His father, Gyanraj Bhattarai, 53, an accountant at District Land Reforms Office in Nawalparasi, is numb with grief. A soft-spoken man with pepper-and-salt beard, he has been hit by a double blow: loss of a young son on a promising career track and the huge debt incurred to finance his now lost career. Having spent Rs 900,000 for Ashok's dream trip to the US, he expects to be in debt for the next several years.
After completing high school from Parasi in 2002, Ashok had enrolled at NIST in Lainchaur as a student of biology and dreamed of becoming a doctor.
His dream was shattered in 2005. Despite scoring 76 percent in I.Sc. exams, he could neither get admission at TU Teaching Hospital nor a scholarship to India. He did not want to place a huge debt - anywhere between Rs 2 million to 2.5 million - to self-finance the MBBS--on his parents' shoulders.
It was at this point he decided to shift his career goals to bioengineering. On January 2, 2006, Ashok left for Oklahoma, and six months later moved to Texas where he shared a one-bedroom apartment with two Nepali students, Sudeep and Angikar Karki. In Texas, he did not change the subjects but found more Nepali friends to spend time with.
On Friday, Sudeep had come to Gaushala to hand over the two mobile sets Ashok had sent for his relatives. Instead, he found his roommate's grieving parents who had several questions about their son's death. (Sudeep came to know about the death in Singapore while on his way home).
He said black Americans lived in the neighbourhood where Ashok worked. "It's a good neighbourhood," he said. He also said that the two discussed the safety measures of the store. "My store has a bullet-proof counter", he said. "We had discussed whether it would be a good idea to quit the job," he said, "But he [Ashok] thought it [was] safe as the police patrolled the area all the time." Moreover, Ashok also wanted to save money to go to college in autumn.
Ashok's death has triggered an avalanche of Internet activities. A facebook group, "Help send Ashok Bhattarai's body to Nepal," opened by Sakar Bhusal, now has over 1,700 members. A picture of smiling Ashok dressed in a yellow T-shirt, sporting a V sign, is posted on the group's homepage.
Nepalese Association of Houston has created Ashok Bhattarai Memorial Fund that has raised over $41,000 in an Internet based donation drive. According to Kamal Pandey, a Houston based Nepali, a portion of the fund has been spent to ship his dead body to Nepal.

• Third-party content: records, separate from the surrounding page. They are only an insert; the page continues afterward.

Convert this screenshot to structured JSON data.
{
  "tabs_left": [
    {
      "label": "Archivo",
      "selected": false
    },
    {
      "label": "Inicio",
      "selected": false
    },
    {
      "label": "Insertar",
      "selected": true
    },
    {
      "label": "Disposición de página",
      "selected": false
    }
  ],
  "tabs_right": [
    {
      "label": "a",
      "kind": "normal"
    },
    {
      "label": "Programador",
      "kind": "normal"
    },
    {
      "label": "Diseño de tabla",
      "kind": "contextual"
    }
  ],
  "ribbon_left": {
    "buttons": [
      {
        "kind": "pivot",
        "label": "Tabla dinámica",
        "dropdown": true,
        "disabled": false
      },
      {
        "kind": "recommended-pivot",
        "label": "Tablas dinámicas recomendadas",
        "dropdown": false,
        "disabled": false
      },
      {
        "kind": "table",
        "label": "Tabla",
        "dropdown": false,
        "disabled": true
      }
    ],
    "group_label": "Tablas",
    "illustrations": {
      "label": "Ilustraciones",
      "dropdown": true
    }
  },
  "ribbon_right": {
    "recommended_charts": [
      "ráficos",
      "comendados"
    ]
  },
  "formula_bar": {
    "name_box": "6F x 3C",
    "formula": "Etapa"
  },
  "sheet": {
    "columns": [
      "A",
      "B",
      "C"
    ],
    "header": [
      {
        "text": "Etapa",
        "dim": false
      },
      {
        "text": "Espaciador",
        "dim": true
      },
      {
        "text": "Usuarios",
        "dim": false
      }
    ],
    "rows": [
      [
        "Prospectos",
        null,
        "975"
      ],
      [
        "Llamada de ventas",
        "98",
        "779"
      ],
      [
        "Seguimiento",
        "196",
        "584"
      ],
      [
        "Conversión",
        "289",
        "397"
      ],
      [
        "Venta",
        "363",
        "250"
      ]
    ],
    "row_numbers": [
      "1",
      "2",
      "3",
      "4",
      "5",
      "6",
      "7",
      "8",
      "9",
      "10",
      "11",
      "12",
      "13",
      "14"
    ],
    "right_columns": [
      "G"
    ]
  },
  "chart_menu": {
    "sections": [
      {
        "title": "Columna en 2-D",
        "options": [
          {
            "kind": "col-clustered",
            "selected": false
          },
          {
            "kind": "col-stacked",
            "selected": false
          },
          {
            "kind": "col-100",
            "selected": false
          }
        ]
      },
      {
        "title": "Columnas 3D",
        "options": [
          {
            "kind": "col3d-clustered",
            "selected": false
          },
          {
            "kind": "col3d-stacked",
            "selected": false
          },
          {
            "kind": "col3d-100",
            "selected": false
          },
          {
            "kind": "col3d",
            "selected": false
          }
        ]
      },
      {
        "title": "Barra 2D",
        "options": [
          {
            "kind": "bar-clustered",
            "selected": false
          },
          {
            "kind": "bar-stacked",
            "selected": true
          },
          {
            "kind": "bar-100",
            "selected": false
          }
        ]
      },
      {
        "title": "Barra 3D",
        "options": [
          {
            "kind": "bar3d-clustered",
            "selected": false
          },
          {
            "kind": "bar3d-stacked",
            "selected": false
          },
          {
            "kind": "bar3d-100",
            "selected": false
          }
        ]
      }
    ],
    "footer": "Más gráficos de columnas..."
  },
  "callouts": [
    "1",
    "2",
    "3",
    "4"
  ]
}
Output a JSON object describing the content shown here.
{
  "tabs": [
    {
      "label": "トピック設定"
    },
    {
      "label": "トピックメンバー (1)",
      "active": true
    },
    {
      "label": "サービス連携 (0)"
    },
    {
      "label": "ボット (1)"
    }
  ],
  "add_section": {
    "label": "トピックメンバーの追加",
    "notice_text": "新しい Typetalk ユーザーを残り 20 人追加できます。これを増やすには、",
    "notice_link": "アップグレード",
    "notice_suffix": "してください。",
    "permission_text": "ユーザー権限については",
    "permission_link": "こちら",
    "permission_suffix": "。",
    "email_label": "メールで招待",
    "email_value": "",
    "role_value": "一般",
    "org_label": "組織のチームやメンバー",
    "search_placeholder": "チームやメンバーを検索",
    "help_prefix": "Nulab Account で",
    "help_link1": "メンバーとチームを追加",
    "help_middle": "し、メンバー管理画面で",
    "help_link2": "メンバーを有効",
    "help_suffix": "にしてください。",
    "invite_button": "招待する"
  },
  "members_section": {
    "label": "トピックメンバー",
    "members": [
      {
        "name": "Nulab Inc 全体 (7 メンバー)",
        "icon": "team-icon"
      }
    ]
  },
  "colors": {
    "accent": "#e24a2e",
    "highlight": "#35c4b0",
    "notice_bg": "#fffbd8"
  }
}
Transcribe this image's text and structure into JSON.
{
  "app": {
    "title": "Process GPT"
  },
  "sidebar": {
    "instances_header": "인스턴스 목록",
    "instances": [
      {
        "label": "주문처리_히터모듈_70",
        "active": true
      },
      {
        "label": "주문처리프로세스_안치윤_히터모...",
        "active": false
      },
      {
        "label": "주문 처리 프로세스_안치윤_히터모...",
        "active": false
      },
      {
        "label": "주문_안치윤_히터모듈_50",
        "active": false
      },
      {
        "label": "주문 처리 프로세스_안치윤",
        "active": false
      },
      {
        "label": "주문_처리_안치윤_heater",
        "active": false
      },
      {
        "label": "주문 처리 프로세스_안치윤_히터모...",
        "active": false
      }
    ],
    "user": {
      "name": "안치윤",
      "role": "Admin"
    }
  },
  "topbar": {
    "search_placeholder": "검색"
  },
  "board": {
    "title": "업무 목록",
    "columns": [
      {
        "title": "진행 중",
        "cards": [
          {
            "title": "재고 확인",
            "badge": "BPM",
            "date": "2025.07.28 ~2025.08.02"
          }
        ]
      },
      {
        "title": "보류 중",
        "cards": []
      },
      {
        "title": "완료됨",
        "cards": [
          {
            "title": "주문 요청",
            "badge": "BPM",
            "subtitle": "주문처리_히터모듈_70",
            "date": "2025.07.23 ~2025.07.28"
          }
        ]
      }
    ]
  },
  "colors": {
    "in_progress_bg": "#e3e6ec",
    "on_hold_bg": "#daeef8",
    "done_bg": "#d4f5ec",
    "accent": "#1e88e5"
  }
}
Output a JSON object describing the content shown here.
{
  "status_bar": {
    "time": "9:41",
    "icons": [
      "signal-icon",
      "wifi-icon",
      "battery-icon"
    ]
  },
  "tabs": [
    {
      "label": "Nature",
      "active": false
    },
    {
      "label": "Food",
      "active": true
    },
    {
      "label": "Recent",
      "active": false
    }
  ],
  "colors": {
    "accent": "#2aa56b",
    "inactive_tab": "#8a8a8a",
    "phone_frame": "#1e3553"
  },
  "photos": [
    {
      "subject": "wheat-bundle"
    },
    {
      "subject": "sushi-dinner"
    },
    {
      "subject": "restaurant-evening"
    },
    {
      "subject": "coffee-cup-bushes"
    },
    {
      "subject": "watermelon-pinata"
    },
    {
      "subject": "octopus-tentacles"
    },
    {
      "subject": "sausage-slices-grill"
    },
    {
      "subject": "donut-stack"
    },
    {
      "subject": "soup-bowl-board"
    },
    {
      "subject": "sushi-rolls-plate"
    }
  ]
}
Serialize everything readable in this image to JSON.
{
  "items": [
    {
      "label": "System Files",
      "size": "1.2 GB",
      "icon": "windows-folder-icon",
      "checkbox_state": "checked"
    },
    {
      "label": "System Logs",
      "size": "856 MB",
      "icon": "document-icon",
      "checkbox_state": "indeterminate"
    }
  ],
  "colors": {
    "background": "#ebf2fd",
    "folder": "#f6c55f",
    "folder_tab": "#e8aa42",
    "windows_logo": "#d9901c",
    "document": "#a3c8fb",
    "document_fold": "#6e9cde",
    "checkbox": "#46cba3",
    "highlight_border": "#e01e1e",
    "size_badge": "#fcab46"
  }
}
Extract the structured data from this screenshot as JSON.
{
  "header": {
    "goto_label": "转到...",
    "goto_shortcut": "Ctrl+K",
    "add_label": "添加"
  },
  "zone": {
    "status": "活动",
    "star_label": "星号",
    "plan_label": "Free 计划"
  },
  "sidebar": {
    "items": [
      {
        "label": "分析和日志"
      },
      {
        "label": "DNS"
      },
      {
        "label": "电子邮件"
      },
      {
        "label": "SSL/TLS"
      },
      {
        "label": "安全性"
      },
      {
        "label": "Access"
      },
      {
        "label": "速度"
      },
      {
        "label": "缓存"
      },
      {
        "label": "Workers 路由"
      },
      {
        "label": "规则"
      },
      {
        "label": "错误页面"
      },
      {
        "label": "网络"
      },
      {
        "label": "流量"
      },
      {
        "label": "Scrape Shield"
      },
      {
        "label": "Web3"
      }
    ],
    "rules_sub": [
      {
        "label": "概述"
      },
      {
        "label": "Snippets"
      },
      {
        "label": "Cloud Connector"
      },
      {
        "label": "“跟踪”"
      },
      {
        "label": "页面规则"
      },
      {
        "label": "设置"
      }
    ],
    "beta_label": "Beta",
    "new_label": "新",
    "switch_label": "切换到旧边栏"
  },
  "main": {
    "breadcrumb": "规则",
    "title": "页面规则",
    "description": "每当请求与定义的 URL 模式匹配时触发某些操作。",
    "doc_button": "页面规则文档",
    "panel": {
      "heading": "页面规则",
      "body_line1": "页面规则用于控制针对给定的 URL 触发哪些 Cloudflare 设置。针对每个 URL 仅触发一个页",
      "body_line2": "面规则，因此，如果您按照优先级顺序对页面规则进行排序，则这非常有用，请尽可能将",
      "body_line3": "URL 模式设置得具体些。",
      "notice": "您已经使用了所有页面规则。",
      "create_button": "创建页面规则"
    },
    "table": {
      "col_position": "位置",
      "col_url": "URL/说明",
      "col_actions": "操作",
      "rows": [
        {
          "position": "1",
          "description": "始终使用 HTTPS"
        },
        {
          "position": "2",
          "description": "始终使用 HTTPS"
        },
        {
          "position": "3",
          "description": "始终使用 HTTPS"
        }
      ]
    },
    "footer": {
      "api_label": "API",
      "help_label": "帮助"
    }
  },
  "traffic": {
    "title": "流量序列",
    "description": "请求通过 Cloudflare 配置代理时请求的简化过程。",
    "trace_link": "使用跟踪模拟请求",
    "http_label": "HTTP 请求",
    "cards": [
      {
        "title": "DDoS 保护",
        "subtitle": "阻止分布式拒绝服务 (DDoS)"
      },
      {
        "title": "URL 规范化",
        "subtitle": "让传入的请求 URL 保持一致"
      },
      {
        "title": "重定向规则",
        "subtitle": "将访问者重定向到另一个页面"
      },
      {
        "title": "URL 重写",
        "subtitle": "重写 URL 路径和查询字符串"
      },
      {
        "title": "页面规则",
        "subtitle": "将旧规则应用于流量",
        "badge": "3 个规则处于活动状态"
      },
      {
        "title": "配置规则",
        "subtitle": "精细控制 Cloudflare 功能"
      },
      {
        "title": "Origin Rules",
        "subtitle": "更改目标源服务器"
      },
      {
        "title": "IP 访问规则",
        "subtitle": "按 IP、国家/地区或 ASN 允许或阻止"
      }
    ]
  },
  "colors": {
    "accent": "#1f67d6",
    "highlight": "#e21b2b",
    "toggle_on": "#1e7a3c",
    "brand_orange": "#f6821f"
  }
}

His dead body arrived in Kathmandu Friday at 9.30 pm and was cremated at Pashupati Aryaghat on Saturday morning.
The remaining portion of the fund, according to Pandey, will be sent to the dead man's parents.
The murder has also sent shockwaves to Nepali students in the US. Many of those who posted their messages on the facebook group were furious at the killer. One Nepali student from Colorado was happy that Texas allows capital punishment, hinting that the gunman deserved it. "No one can bring Ashok Dai back, all of us can help ourselves to remain as safe as possible," a Nepali student remarked. "It's a festive season and they (Ashok's parents) had to bear this irreparable loss," one student wrote.
On October 4, Nepalese Association of Houston organised a memorial service in the First Food Stop, the store where Ashok worked and was killed. Pictures of the memorial service posted on Facebook show white and black Americans and local Nepalis, among others, flocking to the store to pay tribute to Ashok. His casket is adorned with Nepali flags, his posters hanging. People with flowers in hands were seen queuing up in front of the store.
While waiting for two days in Kathmandu for her dead son's casket to arrive, Lila lamented the death not only of her son but also of a young man who believed in prayers.
"He would always ask for blessings," she said. "He believed in God. He went to Manakamana temple after receiving the [U.S.] visa." Following her son's death, she said, she has lost faith in God.